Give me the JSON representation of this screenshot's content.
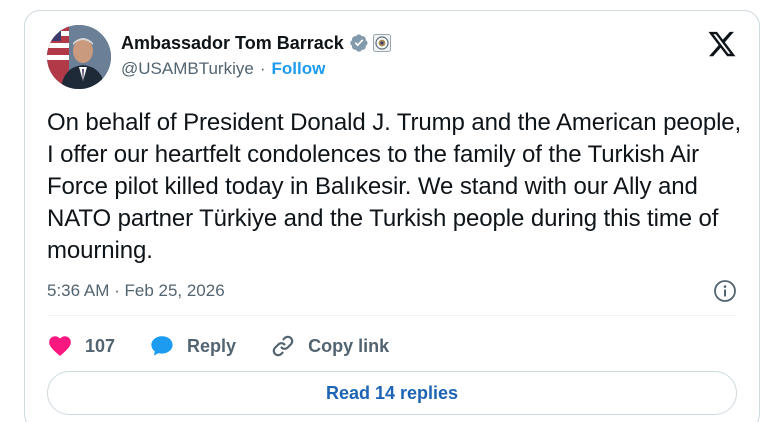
{
  "author": {
    "display_name": "Ambassador Tom Barrack",
    "handle": "@USAMBTurkiye",
    "separator": "·",
    "follow_label": "Follow"
  },
  "tweet": {
    "text": "On behalf of President Donald J. Trump and the American people, I offer our heartfelt condolences to the family of the Turkish Air Force pilot killed today in Balıkesir. We stand with our Ally and NATO partner Türkiye and the Turkish people during this time of mourning.",
    "timestamp": "5:36 AM · Feb 25, 2026"
  },
  "actions": {
    "likes_count": "107",
    "reply_label": "Reply",
    "copy_link_label": "Copy link"
  },
  "read_replies_label": "Read 14 replies",
  "icons": {
    "verified": "verified-badge-icon",
    "seal": "government-seal-icon",
    "platform": "x-logo-icon",
    "info": "info-icon",
    "like": "heart-icon",
    "reply": "speech-bubble-icon",
    "copy_link": "link-icon"
  },
  "colors": {
    "accent": "#1d9bf0",
    "like": "#f91880",
    "text_primary": "#0f1419",
    "text_secondary": "#536471"
  }
}
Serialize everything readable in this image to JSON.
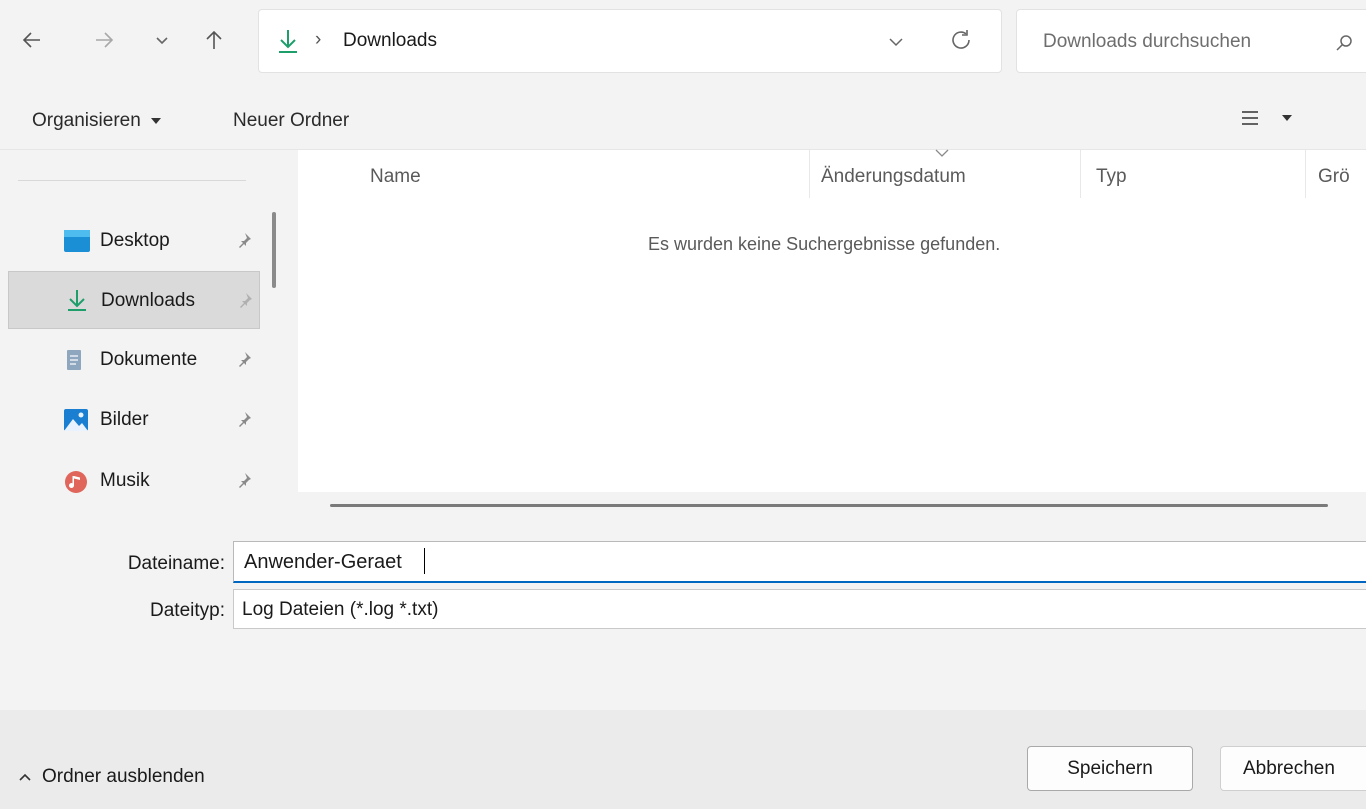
{
  "address": {
    "crumb_separator": "›",
    "current_folder": "Downloads"
  },
  "search": {
    "placeholder": "Downloads durchsuchen"
  },
  "toolbar": {
    "organize_label": "Organisieren",
    "new_folder_label": "Neuer Ordner"
  },
  "sidebar": {
    "items": [
      {
        "label": "Desktop",
        "icon": "desktop-icon",
        "selected": false
      },
      {
        "label": "Downloads",
        "icon": "download-icon",
        "selected": true
      },
      {
        "label": "Dokumente",
        "icon": "document-icon",
        "selected": false
      },
      {
        "label": "Bilder",
        "icon": "pictures-icon",
        "selected": false
      },
      {
        "label": "Musik",
        "icon": "music-icon",
        "selected": false
      }
    ]
  },
  "file_list": {
    "columns": [
      "Name",
      "Änderungsdatum",
      "Typ",
      "Grö"
    ],
    "sorted_column": "Änderungsdatum",
    "empty_message": "Es wurden keine Suchergebnisse gefunden."
  },
  "form": {
    "filename_label": "Dateiname:",
    "filename_value": "Anwender-Geraet",
    "filetype_label": "Dateityp:",
    "filetype_value": "Log Dateien (*.log *.txt)"
  },
  "footer": {
    "hide_folders_label": "Ordner ausblenden",
    "save_label": "Speichern",
    "cancel_label": "Abbrechen"
  },
  "colors": {
    "accent": "#0067c0",
    "download_green": "#1e9e6b"
  }
}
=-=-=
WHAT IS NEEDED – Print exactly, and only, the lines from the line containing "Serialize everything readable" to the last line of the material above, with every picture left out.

EXERCISE SOLUTION –
Serialize everything readable in this image to JSON.
{
  "address": {
    "crumb_separator": "›",
    "current_folder": "Downloads"
  },
  "search": {
    "placeholder": "Downloads durchsuchen"
  },
  "toolbar": {
    "organize_label": "Organisieren",
    "new_folder_label": "Neuer Ordner"
  },
  "sidebar": {
    "items": [
      {
        "label": "Desktop",
        "icon": "desktop-icon",
        "selected": false
      },
      {
        "label": "Downloads",
        "icon": "download-icon",
        "selected": true
      },
      {
        "label": "Dokumente",
        "icon": "document-icon",
        "selected": false
      },
      {
        "label": "Bilder",
        "icon": "pictures-icon",
        "selected": false
      },
      {
        "label": "Musik",
        "icon": "music-icon",
        "selected": false
      }
    ]
  },
  "file_list": {
    "columns": [
      "Name",
      "Änderungsdatum",
      "Typ",
      "Grö"
    ],
    "sorted_column": "Änderungsdatum",
    "empty_message": "Es wurden keine Suchergebnisse gefunden."
  },
  "form": {
    "filename_label": "Dateiname:",
    "filename_value": "Anwender-Geraet",
    "filetype_label": "Dateityp:",
    "filetype_value": "Log Dateien (*.log *.txt)"
  },
  "footer": {
    "hide_folders_label": "Ordner ausblenden",
    "save_label": "Speichern",
    "cancel_label": "Abbrechen"
  },
  "colors": {
    "accent": "#0067c0",
    "download_green": "#1e9e6b"
  }
}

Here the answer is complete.